OLYMPIA – With a significant part of the state in flames and entire towns being evacuated, this is no time to throw the word “crisis” around lightly.
So it must be noted first and foremost that when the group that runs the state Senate invoked the “C” word Friday, they mean a crisis of a more theoretical nature.
The Majority Coalition Caucus foresees a constitutional crisis, contending the state Supreme Court usurped the Legislature’s role in deciding how the state should spend some of our money.
Late last week they asked leaders of the other legislative gaggles – House Democrats, House Republicans and Senate Democrats – to join them in a yet-to-be determined counterattack to the perceived invasion of the court into their territory over public school funding.
If you wonder why the other groups have party affiliations and the crisis invokers do not, it’s because the 25 Republicans, who would be a majority all by themselves, hang out with one disaffected Democrat, Tim Sheldon of Potlatch.
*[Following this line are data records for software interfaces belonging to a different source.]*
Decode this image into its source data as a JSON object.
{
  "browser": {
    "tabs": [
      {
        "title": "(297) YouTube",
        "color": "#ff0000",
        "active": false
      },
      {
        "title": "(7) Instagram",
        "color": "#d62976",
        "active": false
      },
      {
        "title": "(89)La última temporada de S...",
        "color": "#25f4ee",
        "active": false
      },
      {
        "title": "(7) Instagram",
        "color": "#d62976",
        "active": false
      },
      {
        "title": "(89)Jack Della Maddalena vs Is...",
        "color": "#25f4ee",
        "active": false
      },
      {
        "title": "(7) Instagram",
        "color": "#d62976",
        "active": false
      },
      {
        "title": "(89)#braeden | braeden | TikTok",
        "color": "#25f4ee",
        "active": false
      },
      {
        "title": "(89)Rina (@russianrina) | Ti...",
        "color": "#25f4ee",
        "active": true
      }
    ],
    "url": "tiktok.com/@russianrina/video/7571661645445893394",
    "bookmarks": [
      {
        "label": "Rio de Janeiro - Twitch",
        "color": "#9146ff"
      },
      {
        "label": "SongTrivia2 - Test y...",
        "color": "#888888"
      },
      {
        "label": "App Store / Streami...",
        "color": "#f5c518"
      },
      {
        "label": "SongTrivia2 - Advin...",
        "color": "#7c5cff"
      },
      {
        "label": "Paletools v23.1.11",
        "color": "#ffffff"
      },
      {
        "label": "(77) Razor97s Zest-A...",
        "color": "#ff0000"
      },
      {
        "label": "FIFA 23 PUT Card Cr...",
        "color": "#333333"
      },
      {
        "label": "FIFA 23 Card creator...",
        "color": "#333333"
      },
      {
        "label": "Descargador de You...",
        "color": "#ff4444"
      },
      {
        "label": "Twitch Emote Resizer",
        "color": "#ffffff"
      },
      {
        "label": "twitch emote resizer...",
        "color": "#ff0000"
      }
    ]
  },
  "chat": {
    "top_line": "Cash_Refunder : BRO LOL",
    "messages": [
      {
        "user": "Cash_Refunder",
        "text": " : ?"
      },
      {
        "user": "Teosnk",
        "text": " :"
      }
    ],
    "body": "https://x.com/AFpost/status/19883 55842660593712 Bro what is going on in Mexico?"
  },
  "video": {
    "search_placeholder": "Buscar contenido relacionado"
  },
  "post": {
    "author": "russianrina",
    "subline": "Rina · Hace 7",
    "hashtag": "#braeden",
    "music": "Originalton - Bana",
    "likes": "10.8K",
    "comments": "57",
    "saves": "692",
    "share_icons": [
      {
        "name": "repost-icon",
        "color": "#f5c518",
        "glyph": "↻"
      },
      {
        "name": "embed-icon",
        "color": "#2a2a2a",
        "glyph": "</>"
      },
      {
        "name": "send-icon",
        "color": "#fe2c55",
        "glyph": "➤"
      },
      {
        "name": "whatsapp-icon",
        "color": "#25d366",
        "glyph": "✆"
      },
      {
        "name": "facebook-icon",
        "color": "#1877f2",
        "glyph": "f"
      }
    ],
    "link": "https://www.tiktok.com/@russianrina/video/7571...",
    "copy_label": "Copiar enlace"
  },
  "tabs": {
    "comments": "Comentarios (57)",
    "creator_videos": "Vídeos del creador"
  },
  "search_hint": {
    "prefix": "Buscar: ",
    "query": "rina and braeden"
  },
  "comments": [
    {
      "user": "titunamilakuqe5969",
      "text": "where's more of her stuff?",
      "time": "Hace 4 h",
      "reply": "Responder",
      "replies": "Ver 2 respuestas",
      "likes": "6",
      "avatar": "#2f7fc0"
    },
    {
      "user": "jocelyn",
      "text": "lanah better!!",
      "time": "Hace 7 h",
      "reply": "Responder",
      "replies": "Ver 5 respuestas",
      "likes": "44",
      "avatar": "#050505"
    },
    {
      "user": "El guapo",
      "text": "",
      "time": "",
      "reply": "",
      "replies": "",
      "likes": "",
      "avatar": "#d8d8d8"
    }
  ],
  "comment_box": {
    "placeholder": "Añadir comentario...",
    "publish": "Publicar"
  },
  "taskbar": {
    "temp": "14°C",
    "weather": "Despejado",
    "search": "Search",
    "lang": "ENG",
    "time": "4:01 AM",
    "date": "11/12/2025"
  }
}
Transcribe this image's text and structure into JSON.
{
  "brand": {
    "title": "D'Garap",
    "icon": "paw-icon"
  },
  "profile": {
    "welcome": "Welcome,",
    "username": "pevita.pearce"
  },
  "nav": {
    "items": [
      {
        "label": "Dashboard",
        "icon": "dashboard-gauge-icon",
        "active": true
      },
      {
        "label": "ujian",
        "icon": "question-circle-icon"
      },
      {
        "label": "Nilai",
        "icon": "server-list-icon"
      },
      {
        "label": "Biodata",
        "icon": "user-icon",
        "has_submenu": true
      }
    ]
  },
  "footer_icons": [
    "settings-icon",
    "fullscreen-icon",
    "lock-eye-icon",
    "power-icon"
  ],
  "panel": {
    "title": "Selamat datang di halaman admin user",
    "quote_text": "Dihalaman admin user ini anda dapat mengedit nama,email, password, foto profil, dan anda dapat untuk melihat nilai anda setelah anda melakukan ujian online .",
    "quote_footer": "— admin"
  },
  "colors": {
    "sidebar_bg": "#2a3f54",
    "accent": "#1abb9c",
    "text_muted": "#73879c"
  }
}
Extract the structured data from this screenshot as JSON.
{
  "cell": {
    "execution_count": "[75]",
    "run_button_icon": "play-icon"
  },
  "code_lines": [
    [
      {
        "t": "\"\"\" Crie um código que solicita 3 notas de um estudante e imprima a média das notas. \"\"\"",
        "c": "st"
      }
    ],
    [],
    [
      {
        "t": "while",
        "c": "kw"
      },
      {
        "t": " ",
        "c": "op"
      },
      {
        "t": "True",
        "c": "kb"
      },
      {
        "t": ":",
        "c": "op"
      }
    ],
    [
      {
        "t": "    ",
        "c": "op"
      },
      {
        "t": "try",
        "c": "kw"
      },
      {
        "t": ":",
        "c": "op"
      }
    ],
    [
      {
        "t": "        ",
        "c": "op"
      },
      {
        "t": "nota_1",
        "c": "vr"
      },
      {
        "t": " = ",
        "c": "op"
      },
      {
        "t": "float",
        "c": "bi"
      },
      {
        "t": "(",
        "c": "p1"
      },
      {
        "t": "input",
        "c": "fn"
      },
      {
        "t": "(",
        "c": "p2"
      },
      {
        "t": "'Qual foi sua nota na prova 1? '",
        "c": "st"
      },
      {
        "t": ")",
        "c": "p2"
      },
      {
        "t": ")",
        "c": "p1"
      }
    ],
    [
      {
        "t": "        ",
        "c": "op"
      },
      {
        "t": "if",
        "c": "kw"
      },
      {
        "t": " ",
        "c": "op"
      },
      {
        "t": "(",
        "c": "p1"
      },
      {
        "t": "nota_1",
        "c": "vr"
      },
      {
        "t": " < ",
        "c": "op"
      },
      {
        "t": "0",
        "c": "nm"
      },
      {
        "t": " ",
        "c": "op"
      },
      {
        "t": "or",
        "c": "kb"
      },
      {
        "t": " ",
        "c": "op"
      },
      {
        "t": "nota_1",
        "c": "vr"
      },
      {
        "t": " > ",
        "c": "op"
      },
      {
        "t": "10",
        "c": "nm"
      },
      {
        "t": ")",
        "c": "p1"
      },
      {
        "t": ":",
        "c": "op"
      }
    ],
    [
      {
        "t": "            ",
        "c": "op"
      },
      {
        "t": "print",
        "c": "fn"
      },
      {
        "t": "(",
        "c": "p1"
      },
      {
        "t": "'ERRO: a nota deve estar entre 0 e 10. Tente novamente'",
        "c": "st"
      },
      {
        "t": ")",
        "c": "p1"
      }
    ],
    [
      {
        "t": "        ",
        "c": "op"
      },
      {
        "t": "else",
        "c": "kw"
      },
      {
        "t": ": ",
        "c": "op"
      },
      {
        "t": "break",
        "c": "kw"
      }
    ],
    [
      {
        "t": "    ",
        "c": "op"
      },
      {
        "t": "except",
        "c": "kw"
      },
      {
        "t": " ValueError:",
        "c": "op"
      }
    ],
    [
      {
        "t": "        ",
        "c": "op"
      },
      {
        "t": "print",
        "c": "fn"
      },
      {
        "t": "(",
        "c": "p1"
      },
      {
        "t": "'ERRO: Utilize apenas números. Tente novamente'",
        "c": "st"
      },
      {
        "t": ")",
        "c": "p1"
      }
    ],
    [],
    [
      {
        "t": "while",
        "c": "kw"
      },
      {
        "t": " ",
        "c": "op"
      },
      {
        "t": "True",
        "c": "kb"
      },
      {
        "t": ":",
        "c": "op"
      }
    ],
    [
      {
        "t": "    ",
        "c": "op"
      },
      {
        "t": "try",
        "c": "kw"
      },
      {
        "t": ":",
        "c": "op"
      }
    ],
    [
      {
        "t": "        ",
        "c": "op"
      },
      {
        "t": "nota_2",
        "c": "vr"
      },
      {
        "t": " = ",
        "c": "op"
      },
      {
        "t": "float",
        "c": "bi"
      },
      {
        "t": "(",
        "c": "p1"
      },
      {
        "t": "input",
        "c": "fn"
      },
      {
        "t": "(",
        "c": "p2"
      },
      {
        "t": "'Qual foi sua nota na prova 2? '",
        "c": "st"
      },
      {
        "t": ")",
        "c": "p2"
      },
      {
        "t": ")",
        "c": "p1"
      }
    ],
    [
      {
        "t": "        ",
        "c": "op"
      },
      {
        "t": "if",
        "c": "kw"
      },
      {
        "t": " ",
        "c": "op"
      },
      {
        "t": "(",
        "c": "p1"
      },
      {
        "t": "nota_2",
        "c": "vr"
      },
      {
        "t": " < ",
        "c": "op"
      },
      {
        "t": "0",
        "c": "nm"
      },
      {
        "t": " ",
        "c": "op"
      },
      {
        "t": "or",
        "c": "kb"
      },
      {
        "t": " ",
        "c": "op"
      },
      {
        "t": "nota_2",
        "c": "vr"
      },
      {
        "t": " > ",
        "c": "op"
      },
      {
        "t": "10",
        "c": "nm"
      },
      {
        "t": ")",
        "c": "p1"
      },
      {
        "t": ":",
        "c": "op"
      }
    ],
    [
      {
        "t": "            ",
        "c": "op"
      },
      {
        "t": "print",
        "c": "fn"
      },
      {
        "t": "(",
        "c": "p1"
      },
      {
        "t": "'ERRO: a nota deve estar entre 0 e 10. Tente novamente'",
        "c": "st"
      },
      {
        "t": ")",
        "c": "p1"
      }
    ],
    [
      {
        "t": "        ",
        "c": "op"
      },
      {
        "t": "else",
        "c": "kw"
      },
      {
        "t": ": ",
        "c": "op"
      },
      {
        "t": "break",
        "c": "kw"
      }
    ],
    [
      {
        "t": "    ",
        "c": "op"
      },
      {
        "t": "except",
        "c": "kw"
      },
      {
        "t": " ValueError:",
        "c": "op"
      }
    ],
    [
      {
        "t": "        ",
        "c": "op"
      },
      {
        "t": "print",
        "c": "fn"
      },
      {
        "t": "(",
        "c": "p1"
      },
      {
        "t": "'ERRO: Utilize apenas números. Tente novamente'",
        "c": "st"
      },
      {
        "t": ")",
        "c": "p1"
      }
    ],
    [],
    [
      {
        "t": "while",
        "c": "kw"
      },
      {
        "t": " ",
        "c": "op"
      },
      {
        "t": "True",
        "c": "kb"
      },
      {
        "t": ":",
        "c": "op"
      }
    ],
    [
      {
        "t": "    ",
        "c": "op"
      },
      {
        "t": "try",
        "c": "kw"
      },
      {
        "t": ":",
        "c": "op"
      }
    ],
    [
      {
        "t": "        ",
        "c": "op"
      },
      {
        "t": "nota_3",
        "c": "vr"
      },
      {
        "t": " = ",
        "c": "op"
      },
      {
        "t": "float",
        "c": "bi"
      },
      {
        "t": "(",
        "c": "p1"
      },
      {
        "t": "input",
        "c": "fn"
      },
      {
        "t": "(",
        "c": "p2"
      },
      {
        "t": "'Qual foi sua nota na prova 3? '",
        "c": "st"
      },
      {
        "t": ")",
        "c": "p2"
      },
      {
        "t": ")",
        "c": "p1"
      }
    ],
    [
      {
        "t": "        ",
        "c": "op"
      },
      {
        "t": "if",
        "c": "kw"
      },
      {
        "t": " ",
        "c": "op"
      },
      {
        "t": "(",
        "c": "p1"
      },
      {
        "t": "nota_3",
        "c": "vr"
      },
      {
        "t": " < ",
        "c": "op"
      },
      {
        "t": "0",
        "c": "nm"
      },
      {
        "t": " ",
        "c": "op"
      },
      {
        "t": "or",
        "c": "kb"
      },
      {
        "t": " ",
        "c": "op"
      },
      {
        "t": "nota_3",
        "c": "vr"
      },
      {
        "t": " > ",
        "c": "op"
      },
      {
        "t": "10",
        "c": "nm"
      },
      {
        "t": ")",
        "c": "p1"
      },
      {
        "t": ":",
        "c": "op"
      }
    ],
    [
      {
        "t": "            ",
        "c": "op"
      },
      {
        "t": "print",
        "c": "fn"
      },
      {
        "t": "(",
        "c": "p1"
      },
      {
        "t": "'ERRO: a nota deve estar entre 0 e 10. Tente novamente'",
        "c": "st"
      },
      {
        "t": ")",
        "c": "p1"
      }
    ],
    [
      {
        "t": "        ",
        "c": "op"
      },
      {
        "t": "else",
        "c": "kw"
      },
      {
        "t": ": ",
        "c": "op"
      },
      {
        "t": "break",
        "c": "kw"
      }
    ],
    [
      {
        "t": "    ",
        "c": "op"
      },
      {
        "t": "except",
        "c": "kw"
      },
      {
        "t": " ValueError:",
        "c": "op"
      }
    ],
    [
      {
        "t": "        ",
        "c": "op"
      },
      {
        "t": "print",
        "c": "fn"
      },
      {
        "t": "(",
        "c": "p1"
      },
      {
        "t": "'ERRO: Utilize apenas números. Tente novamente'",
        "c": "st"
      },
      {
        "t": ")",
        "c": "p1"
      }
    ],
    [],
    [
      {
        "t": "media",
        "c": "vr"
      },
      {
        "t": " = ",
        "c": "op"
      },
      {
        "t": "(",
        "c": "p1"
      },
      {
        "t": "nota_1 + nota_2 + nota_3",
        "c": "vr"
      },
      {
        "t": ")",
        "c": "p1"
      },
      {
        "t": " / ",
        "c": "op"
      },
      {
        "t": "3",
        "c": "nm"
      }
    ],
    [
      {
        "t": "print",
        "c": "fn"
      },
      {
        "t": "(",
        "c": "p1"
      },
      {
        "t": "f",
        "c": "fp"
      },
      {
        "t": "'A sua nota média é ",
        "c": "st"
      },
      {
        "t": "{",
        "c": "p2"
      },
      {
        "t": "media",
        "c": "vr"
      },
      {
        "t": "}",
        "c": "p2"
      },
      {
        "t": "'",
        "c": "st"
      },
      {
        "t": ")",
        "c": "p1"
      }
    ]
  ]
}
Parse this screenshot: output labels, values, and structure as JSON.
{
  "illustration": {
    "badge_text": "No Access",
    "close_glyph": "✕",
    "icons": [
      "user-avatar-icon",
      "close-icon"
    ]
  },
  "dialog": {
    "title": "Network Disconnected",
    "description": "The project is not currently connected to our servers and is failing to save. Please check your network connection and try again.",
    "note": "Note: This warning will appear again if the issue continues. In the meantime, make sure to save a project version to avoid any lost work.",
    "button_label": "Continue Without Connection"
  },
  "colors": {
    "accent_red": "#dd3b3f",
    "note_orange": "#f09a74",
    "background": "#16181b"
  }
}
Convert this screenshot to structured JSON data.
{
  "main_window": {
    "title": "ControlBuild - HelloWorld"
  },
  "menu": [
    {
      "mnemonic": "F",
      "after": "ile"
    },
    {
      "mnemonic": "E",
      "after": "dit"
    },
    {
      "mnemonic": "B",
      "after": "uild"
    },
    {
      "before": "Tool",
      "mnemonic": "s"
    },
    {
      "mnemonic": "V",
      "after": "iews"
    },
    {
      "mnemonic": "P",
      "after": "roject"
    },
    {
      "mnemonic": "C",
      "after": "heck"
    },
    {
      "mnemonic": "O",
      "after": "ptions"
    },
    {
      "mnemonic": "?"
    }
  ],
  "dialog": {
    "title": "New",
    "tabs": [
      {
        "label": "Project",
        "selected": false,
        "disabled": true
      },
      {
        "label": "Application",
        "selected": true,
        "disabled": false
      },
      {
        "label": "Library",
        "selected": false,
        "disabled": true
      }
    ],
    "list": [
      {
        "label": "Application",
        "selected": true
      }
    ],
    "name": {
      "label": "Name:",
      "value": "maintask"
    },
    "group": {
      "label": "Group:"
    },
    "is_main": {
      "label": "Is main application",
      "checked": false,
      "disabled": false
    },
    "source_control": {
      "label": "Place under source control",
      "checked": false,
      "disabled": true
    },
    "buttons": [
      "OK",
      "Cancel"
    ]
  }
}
They laid claim to the coalition title back when they needed his vote to rise out of the minority, and stuck with it.
In a detailed missive, 18 Senate Republicans plus Sheldon laid out a case that by telling the Legislature it was falling down on its constitutional duty to adequately pay for public schools – then giving lawmakers short shrift when they ponied up a record amount of new money for education by demanding an actual plan for completing the task – the court was treating them like the Rodney Dangerfield of co-equal government branches. To make matters worse, the court levied a fine of $100,000 a day until the Legislature came up with a plan to solve a particularly vexing problem with the way the state pushes some of the cost of paying teachers off on many school districts. (Trust me when I say you’d enjoy a root canal more than drilling down into this topic.)
The money was ordered to be put into a special account to benefit basic education. Lacking the authority to call them back into a special session, the court tried to entice them with an offer to waive the fine if they came back and crafted a plan.
“It’s our opinion they’ve overstepped their bounds, appropriating money and telling us how to spend it,” said signatory Sen. Mike Padden, a Spokane Valley Republican who has switched hats from legislator to judge to legislator over the last 35 years.
The court’s order presents some pretty interesting legal issues, such as where does that fine come from and where does it go. Not only would the Legislature have to vote to appropriate money to pay the fine, it would have to authorize the special account to put it in. Lawmakers could do nothing and give the court a raised middle digit.
A spokesman for the state Treasurer’s Office said they’ll keep a running tab of how much the fine would be, should the Legislature decide to pay it, but they have no authority to take 1,000 Benjamins out of the state safe and stick them in a special locked drawer each day. If the Legislature were to set up the account and put the money in, it would also be up to lawmakers to decide how to spend it on “basic education,” which is a pretty broad topic.
“I think they’ve got themselves in a box,” Padden said.
Legislators may be in another box on the same shelf. There’s no clear way for the Legislature to challenge the order and fine. They can ask for a rehearing and reconsideration, but the justices were pretty clear they’d had it with the Legislature’s inability to come up with a plan to finish a task first laid out in 2012. The lawmakers’ letter lists ways they think the court order violates the U.S. Constitution as well as the Washington Constitution, but good luck getting the federal courts involved in a state fight of this nature.
The letter-writers are not alone in being irked about the latest court order, but they did not get an immediate buy-in from the other caucuses. House Republican leadership was tied up Friday and hadn’t read the letter. But several of their members have called for the justices’ impeachment, including Rep. Matt Manweller, a political science professor at Central Washington University who described the letter as a pushback against a ridiculous court order on his Facebook page.
Senate Minority Leader Sharon Nelson suggested her colleagues across the aisle spend their energy on education issues not legal battles. The House Democrats’ chief budget writer, Rep. Ross Hunter, described the order as politically and practically inconvenient, but not a constitutional crisis.
It’s not unusual for one branch of government to tell another what to do, Hunter said: the Legislature puts strings on appropriations to force the executive branch’s hand. Compared to other states where courts have shut down parts of government in disputes over budget issues, this is pretty measured so far, he said.
Gov. Jay Inslee – who has to herd the cats into some sort of agreement about developing a plan if there is to be a special session – said letter-writers seemed more focused on “a legally dubious theory that attacks the court rather than on finding a productive solution to our education challenge.”
If legislators decide to mount a challenge, the justices are unlikely to play Emily Litella and issue the judicial equivalent of “Never Mind”. But no one can predict what the court will do if the Legislature won’t do what it ordered last week.
That’s not really a crisis. But it is a conundrum.